In December 2006 (after almost four years), the US started to get Iraq’s state-owned factories running and made efforts to employ more Iraqis. It seemed like they were going Keynesian. But while they were letting go of control of some minor businesses, they were starting to privatize oil.

With all the religious fighting within Iraq (1,000 Iraqis were killed every week), Iraq was now seen as a security risk, and the Bush administration deemed it necessary to draft a new oil law for Iraq which would allow companies like Shell and BP to sign 30-year contracts in which they could keep a large share of Iraq’s oil profits (hundreds of billions of dollars). The law placed no limits on the amount of profits foreign companies can take from the country, and it prevents Iraq’s elected parliamentarians from having any say in the terms for future oil contracts ever. This in effect sentences Iraq to perpetual poverty since, formerly, 95% of government revenues came from oil. Iraq’s cabinet (hand-picked by the US) adopted the law in February 2007. The Federal Oil and Gas Council was created to be the ultimate decision-makers on all oil matters, and to be advised by “an appointed panel of oil experts from inside and outside Iraq.”

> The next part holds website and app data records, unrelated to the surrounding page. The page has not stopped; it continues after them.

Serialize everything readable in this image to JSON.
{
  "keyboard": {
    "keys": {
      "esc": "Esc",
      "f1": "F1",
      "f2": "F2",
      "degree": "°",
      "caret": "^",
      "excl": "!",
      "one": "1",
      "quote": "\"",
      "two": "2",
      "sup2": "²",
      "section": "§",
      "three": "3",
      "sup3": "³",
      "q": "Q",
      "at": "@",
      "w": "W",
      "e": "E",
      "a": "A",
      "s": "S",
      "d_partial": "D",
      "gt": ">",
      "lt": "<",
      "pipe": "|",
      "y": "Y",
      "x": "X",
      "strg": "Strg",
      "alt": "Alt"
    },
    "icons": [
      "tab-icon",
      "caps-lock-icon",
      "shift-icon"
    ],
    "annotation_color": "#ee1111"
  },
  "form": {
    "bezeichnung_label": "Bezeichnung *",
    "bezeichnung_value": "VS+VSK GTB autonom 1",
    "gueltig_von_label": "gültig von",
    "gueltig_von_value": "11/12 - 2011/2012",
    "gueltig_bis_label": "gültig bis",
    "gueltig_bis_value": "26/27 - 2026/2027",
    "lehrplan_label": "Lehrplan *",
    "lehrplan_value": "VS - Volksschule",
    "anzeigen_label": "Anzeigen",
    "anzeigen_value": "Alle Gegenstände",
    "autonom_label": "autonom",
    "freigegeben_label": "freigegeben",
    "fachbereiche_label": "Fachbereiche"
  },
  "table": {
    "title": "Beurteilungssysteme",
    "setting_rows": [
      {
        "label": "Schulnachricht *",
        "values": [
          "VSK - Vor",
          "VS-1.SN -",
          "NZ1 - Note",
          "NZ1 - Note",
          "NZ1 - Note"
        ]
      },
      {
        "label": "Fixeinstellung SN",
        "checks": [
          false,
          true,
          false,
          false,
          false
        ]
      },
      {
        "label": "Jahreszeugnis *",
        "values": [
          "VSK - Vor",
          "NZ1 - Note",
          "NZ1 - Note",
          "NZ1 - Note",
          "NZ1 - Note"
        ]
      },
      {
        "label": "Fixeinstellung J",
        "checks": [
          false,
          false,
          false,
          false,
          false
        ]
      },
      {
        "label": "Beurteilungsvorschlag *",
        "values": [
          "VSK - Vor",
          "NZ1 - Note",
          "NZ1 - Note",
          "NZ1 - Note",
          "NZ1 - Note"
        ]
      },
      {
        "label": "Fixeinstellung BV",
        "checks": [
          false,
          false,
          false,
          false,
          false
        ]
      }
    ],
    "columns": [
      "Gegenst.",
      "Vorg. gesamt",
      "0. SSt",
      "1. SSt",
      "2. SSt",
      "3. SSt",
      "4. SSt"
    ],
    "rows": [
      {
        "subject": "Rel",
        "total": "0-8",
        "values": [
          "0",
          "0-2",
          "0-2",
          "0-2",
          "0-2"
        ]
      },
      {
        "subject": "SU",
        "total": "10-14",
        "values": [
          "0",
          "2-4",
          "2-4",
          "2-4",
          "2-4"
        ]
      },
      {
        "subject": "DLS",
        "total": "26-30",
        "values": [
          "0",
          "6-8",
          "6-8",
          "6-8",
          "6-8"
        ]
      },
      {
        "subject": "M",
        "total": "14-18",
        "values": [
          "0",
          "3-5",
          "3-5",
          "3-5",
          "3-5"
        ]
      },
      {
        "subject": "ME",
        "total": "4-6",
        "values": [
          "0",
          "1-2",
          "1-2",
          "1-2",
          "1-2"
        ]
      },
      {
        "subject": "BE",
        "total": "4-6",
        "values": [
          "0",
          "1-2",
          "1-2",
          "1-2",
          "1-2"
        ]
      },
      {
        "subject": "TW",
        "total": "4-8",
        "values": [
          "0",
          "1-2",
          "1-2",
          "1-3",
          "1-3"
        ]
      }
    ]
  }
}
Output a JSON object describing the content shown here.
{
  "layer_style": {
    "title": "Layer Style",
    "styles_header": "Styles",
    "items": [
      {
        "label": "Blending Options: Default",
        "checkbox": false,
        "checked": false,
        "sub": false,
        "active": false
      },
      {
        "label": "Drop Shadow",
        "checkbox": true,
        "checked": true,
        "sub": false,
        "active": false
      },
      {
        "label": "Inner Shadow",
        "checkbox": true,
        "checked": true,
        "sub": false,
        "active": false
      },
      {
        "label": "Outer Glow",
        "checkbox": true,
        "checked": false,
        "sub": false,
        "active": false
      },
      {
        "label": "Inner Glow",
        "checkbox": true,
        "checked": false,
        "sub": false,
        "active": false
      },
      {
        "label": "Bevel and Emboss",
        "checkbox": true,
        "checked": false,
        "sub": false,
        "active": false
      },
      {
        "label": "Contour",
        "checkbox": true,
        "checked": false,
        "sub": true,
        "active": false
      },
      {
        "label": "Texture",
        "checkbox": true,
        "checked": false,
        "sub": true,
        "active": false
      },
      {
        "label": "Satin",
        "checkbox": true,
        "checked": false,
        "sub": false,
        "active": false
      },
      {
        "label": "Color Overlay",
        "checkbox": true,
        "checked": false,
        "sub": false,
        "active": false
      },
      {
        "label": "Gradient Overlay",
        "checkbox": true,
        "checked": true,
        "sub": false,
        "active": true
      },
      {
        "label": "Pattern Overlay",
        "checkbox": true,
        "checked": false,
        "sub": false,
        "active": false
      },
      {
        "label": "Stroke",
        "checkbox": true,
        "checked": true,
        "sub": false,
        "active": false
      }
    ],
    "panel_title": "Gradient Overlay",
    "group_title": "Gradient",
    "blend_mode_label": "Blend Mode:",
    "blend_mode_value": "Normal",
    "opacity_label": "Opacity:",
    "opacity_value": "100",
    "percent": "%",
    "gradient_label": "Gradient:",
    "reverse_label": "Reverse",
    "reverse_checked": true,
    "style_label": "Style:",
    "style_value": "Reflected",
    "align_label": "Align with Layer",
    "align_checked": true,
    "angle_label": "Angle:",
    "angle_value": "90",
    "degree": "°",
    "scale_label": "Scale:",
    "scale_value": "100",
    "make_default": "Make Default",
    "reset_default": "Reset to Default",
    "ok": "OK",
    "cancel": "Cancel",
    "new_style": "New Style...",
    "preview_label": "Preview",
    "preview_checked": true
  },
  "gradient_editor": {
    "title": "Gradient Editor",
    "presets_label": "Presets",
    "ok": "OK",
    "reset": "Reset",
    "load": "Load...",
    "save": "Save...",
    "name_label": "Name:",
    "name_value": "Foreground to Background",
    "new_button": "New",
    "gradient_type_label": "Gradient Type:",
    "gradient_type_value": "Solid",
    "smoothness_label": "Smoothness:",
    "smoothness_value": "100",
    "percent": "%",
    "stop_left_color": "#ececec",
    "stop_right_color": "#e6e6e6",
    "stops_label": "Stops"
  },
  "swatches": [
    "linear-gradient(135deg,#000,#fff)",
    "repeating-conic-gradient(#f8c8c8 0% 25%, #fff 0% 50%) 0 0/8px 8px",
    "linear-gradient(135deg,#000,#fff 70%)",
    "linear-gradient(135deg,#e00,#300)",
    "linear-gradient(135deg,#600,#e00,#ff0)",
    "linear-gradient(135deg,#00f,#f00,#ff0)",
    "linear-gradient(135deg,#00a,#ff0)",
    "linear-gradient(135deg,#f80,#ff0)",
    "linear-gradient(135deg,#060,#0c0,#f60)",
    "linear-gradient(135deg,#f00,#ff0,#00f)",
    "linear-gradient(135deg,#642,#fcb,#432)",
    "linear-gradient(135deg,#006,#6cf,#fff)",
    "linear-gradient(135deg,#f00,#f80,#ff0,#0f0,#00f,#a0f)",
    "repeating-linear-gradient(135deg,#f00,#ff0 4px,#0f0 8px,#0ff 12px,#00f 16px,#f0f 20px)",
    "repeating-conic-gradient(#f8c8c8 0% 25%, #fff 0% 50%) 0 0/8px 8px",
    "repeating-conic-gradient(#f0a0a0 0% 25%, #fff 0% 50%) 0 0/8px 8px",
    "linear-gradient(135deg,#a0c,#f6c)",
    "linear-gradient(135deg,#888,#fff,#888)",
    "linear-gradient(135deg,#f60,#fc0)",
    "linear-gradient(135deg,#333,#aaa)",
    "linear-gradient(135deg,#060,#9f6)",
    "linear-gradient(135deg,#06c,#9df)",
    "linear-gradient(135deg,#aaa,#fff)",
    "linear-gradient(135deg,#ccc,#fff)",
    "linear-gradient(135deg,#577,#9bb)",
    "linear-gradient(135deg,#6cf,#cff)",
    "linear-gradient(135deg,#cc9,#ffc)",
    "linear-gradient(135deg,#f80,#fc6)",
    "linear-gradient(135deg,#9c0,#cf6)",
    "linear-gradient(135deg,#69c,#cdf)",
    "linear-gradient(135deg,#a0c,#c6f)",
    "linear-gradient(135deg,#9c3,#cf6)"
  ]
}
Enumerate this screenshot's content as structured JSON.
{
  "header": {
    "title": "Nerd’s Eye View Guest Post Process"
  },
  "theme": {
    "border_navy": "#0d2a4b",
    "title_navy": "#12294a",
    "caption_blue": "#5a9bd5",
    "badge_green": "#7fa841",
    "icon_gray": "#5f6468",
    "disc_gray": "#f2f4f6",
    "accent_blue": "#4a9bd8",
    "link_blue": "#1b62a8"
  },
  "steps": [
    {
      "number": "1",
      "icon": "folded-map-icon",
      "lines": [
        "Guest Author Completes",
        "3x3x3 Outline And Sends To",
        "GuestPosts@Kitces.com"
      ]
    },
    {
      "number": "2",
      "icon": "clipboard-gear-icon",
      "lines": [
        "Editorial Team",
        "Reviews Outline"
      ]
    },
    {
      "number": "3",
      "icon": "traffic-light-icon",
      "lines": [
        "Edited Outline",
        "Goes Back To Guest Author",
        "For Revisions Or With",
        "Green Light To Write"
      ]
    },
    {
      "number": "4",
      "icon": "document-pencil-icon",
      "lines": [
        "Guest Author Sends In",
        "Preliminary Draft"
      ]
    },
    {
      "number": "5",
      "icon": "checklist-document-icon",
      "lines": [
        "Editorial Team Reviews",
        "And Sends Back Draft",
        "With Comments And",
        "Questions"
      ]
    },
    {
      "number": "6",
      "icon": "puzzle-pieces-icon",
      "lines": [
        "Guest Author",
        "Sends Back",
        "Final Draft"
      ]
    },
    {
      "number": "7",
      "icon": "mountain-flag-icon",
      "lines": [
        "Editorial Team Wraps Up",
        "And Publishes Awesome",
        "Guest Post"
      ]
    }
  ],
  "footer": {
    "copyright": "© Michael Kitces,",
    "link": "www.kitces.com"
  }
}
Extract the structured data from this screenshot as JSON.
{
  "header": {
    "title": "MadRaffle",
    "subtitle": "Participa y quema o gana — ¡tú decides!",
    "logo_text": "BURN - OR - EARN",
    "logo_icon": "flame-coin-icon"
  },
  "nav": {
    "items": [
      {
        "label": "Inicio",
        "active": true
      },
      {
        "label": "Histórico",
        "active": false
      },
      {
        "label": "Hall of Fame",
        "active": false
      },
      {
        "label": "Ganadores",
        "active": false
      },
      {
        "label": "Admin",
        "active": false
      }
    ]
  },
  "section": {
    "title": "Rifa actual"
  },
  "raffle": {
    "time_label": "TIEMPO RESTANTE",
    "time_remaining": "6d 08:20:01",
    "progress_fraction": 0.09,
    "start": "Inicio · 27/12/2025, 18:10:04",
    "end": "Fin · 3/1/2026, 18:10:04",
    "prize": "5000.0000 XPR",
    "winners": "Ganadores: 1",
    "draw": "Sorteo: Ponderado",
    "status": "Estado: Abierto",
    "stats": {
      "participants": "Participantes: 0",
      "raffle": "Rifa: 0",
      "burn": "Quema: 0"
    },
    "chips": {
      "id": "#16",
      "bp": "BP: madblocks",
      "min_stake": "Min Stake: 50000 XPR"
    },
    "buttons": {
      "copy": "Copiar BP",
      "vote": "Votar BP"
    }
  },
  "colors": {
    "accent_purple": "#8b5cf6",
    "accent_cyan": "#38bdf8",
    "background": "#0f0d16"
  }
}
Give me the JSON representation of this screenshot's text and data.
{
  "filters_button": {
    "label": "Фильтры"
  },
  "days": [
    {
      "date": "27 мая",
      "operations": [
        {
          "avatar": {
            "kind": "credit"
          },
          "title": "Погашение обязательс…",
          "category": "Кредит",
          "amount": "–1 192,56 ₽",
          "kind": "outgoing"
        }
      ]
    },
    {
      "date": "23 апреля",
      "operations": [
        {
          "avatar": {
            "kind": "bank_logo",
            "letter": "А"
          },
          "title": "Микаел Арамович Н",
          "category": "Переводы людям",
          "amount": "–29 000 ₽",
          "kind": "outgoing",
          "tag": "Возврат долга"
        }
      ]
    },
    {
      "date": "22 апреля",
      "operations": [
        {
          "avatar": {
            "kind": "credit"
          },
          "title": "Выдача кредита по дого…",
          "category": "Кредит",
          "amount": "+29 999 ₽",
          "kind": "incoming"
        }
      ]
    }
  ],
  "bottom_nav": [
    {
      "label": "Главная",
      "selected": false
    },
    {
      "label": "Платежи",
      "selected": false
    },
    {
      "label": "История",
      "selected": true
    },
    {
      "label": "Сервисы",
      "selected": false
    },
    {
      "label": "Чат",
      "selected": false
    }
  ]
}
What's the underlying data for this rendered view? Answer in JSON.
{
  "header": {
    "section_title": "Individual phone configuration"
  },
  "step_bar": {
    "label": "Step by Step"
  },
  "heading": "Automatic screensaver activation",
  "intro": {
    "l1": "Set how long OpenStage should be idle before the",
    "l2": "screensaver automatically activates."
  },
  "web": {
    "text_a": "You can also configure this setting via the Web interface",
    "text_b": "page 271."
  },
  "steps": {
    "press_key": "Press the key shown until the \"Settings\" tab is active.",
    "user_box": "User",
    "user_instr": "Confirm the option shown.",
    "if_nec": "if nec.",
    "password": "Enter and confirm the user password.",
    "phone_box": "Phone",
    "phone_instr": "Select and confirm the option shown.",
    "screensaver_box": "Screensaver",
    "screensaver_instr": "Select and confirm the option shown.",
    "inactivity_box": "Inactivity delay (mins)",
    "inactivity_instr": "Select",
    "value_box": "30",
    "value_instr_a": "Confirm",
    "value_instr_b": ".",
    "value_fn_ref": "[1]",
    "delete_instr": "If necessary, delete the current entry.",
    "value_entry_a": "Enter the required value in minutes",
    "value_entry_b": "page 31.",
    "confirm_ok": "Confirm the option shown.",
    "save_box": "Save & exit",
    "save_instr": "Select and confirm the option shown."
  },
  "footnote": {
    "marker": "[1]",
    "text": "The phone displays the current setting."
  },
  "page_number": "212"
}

In 2004, the U.S. State Department launched a new branch: the Office of Reconstruction and Stabilization. It pays private contractors to draw up plans to reconstruct 25 different countries that may one day find themselves the target of U.S.-sponsored destruction. Corporations and consultants are currently lined up on pre-signed contracts so they can act as soon as disaster strikes.

Current Iraqi Demographics (2006 figures):
Population: 26.7 million (Canada – 32.8; U.S. – 303.3)
Infant mortality rate: 48.6 deaths/l,000 live births (Canada – 4.8; U.S.- 6.4)
Fertility rate: 4.1 children/woman (Canada – 1.6; U.S. - 2.0)
Life expectancy: 69.0 years (Canada – 79.8; U.S. – 78.0)
Median age: 19.7 years (Canada – 39.5; U.S. – 35.3)
Ethnic groups: 78% Arab, 17% Kurd, 5% other (mainly Assyrian and Turkmen)
Religions: 97% Muslim (65% Shia, 32% Sunni), 3% other (mainly Christian)
Shi’ism / Shia / Shi’ite – ruler must be a direct descendant of Mohammad
Sunni (majority of Muslims, except in Iraq and Iran) – ruler can be any person
elected by a majority;


1. What are the groupthink ideas about the war in Iraq (and/or some other incidents you might know about) being promoted by mass media?

2. Using your knowledge about the psychology of conformity, explain why the US expected to be able to get total conformity to their plan after bombing the Baghdad?

3. Using your knowledge about the psychology of conformity inoculation, speculate on why the Iraqis are “unshockable”? Why didn’t they conform to the US authority like so many other countries did?

4. In what way is Chomsky’s idea of manufactured consent necessary to free market methods? How can we avoid this phenomenon?

5. What makes Canada different? Consider Linda McQuaig’s work as well as Maude Barlow and Tony Clarke’s success in stopping the MAI.